What is expected
Each record is to be printed exactly as given, down to the last mark.

App and web page records:
[Start of section]
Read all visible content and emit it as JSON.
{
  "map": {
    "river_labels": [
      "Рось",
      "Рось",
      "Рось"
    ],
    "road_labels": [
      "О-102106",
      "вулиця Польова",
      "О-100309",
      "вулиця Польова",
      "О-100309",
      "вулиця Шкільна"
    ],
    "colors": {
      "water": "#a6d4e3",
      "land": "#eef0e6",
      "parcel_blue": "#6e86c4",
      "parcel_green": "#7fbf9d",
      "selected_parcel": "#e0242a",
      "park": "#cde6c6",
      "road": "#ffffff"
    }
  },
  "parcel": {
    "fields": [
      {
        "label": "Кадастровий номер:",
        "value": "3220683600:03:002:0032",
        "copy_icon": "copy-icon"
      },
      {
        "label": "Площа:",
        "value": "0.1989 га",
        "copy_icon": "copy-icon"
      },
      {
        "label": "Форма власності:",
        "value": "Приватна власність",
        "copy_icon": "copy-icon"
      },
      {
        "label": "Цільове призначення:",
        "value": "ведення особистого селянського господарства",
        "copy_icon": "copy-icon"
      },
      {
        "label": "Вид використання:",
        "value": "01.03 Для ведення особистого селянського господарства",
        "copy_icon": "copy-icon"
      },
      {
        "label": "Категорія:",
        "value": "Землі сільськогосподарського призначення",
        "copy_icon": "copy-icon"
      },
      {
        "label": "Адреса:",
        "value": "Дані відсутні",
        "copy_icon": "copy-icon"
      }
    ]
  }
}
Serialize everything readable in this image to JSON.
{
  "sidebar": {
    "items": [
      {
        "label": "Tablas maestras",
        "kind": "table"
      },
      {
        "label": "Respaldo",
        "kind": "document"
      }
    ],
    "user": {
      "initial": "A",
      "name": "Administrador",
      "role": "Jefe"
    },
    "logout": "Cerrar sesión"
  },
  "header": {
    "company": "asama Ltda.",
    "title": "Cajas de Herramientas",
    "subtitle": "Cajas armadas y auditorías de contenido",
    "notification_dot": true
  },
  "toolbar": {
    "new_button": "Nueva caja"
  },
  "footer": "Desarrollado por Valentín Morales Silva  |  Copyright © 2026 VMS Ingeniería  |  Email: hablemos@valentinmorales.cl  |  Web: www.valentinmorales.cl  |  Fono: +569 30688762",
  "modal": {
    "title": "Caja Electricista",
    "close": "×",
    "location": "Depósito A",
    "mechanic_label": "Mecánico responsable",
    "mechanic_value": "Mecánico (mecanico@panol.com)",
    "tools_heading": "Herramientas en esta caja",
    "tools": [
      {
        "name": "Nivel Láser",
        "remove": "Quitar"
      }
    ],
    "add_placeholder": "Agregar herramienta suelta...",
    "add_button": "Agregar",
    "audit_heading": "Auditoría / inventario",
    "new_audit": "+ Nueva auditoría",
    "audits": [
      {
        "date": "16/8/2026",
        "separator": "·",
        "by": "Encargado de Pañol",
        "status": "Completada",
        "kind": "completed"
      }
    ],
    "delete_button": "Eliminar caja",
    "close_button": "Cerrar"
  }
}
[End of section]
Exercise output
Read all visible content and emit it as JSON.
{
  "map": {
    "river_labels": [
      "Рось",
      "Рось",
      "Рось"
    ],
    "road_labels": [
      "О-102106",
      "вулиця Польова",
      "О-100309",
      "вулиця Польова",
      "О-100309",
      "вулиця Шкільна"
    ],
    "colors": {
      "water": "#a6d4e3",
      "land": "#eef0e6",
      "parcel_blue": "#6e86c4",
      "parcel_green": "#7fbf9d",
      "selected_parcel": "#e0242a",
      "park": "#cde6c6",
      "road": "#ffffff"
    }
  },
  "parcel": {
    "fields": [
      {
        "label": "Кадастровий номер:",
        "value": "3220683600:03:002:0032",
        "copy_icon": "copy-icon"
      },
      {
        "label": "Площа:",
        "value": "0.1989 га",
        "copy_icon": "copy-icon"
      },
      {
        "label": "Форма власності:",
        "value": "Приватна власність",
        "copy_icon": "copy-icon"
      },
      {
        "label": "Цільове призначення:",
        "value": "ведення особистого селянського господарства",
        "copy_icon": "copy-icon"
      },
      {
        "label": "Вид використання:",
        "value": "01.03 Для ведення особистого селянського господарства",
        "copy_icon": "copy-icon"
      },
      {
        "label": "Категорія:",
        "value": "Землі сільськогосподарського призначення",
        "copy_icon": "copy-icon"
      },
      {
        "label": "Адреса:",
        "value": "Дані відсутні",
        "copy_icon": "copy-icon"
      }
    ]
  }
}
Serialize everything readable in this image to JSON.
{
  "sidebar": {
    "items": [
      {
        "label": "Tablas maestras",
        "kind": "table"
      },
      {
        "label": "Respaldo",
        "kind": "document"
      }
    ],
    "user": {
      "initial": "A",
      "name": "Administrador",
      "role": "Jefe"
    },
    "logout": "Cerrar sesión"
  },
  "header": {
    "company": "asama Ltda.",
    "title": "Cajas de Herramientas",
    "subtitle": "Cajas armadas y auditorías de contenido",
    "notification_dot": true
  },
  "toolbar": {
    "new_button": "Nueva caja"
  },
  "footer": "Desarrollado por Valentín Morales Silva  |  Copyright © 2026 VMS Ingeniería  |  Email: hablemos@valentinmorales.cl  |  Web: www.valentinmorales.cl  |  Fono: +569 30688762",
  "modal": {
    "title": "Caja Electricista",
    "close": "×",
    "location": "Depósito A",
    "mechanic_label": "Mecánico responsable",
    "mechanic_value": "Mecánico (mecanico@panol.com)",
    "tools_heading": "Herramientas en esta caja",
    "tools": [
      {
        "name": "Nivel Láser",
        "remove": "Quitar"
      }
    ],
    "add_placeholder": "Agregar herramienta suelta...",
    "add_button": "Agregar",
    "audit_heading": "Auditoría / inventario",
    "new_audit": "+ Nueva auditoría",
    "audits": [
      {
        "date": "16/8/2026",
        "separator": "·",
        "by": "Encargado de Pañol",
        "status": "Completada",
        "kind": "completed"
      }
    ],
    "delete_button": "Eliminar caja",
    "close_button": "Cerrar"
  }
}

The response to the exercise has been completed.